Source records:
● ● ●

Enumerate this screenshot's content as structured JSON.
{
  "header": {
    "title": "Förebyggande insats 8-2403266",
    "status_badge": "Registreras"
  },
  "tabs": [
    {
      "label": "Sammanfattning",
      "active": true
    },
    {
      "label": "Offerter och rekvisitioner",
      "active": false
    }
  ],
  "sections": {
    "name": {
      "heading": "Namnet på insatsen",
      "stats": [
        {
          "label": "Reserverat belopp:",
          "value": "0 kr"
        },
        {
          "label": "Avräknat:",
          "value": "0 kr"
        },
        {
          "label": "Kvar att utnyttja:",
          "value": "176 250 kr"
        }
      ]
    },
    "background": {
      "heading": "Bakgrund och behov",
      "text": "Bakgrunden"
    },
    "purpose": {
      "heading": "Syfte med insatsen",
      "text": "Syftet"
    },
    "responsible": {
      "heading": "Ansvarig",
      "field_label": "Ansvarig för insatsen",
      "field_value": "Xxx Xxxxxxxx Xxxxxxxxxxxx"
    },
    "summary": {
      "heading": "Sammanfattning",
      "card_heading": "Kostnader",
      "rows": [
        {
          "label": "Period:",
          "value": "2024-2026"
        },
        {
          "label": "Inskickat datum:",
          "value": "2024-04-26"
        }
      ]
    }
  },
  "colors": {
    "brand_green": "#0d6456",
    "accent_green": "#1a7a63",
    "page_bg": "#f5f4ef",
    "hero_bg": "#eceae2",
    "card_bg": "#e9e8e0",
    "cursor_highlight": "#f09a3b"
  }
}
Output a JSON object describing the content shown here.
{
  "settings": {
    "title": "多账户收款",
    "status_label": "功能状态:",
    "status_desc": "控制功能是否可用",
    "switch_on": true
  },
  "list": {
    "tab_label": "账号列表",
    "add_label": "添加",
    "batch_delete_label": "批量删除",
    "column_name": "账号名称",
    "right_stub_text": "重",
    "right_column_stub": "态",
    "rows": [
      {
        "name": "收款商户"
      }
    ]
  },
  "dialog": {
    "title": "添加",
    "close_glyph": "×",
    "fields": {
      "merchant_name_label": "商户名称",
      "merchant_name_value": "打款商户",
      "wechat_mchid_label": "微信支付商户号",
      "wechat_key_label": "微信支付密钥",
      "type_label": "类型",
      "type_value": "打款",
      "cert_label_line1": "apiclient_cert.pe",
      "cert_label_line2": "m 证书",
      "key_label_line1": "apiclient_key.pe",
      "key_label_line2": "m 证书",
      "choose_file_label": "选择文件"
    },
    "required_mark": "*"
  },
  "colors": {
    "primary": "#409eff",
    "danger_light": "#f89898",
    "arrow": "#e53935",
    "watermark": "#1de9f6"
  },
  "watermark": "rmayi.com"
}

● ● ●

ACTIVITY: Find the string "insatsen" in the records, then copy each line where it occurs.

SOLUTION TO THIS PROBLEM:
      "heading": "Namnet på insatsen",
      "heading": "Syfte med insatsen",
      "field_label": "Ansvarig för insatsen",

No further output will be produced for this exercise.